++++ The input

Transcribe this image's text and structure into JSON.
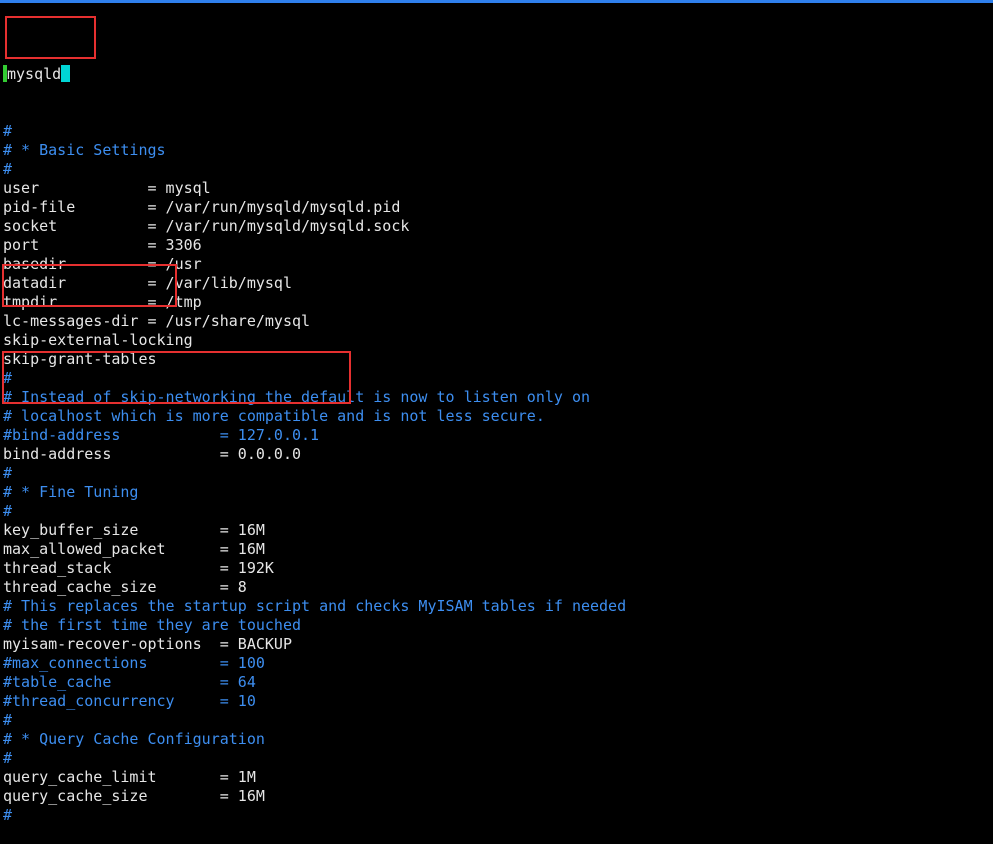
{
  "editor": {
    "header": "mysqld",
    "lines": [
      {
        "text": "#",
        "type": "comment"
      },
      {
        "text": "# * Basic Settings",
        "type": "comment"
      },
      {
        "text": "#",
        "type": "comment"
      },
      {
        "text": "user            = mysql",
        "type": "normal"
      },
      {
        "text": "pid-file        = /var/run/mysqld/mysqld.pid",
        "type": "normal"
      },
      {
        "text": "socket          = /var/run/mysqld/mysqld.sock",
        "type": "normal"
      },
      {
        "text": "port            = 3306",
        "type": "normal"
      },
      {
        "text": "basedir         = /usr",
        "type": "normal"
      },
      {
        "text": "datadir         = /var/lib/mysql",
        "type": "normal"
      },
      {
        "text": "tmpdir          = /tmp",
        "type": "normal"
      },
      {
        "text": "lc-messages-dir = /usr/share/mysql",
        "type": "normal"
      },
      {
        "text": "skip-external-locking",
        "type": "normal"
      },
      {
        "text": "skip-grant-tables",
        "type": "normal"
      },
      {
        "text": "#",
        "type": "comment"
      },
      {
        "text": "# Instead of skip-networking the default is now to listen only on",
        "type": "comment"
      },
      {
        "text": "# localhost which is more compatible and is not less secure.",
        "type": "comment"
      },
      {
        "text": "#bind-address           = 127.0.0.1",
        "type": "comment"
      },
      {
        "text": "bind-address            = 0.0.0.0",
        "type": "normal"
      },
      {
        "text": "#",
        "type": "comment"
      },
      {
        "text": "# * Fine Tuning",
        "type": "comment"
      },
      {
        "text": "#",
        "type": "comment"
      },
      {
        "text": "key_buffer_size         = 16M",
        "type": "normal"
      },
      {
        "text": "max_allowed_packet      = 16M",
        "type": "normal"
      },
      {
        "text": "thread_stack            = 192K",
        "type": "normal"
      },
      {
        "text": "thread_cache_size       = 8",
        "type": "normal"
      },
      {
        "text": "# This replaces the startup script and checks MyISAM tables if needed",
        "type": "comment"
      },
      {
        "text": "# the first time they are touched",
        "type": "comment"
      },
      {
        "text": "myisam-recover-options  = BACKUP",
        "type": "normal"
      },
      {
        "text": "#max_connections        = 100",
        "type": "comment"
      },
      {
        "text": "#table_cache            = 64",
        "type": "comment"
      },
      {
        "text": "#thread_concurrency     = 10",
        "type": "comment"
      },
      {
        "text": "#",
        "type": "comment"
      },
      {
        "text": "# * Query Cache Configuration",
        "type": "comment"
      },
      {
        "text": "#",
        "type": "comment"
      },
      {
        "text": "query_cache_limit       = 1M",
        "type": "normal"
      },
      {
        "text": "query_cache_size        = 16M",
        "type": "normal"
      },
      {
        "text": "#",
        "type": "comment"
      }
    ]
  },
  "colors": {
    "background": "#000000",
    "text": "#e6e6e6",
    "comment": "#3d8ef0",
    "highlight": "#e63030",
    "cursor_green": "#33cc33",
    "cursor_cyan": "#00d5d5",
    "top_bar": "#2f80ed"
  }
}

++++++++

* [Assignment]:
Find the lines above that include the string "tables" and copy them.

* [Written solution]:
        "text": "skip-grant-tables",
        "text": "# This replaces the startup script and checks MyISAM tables if needed",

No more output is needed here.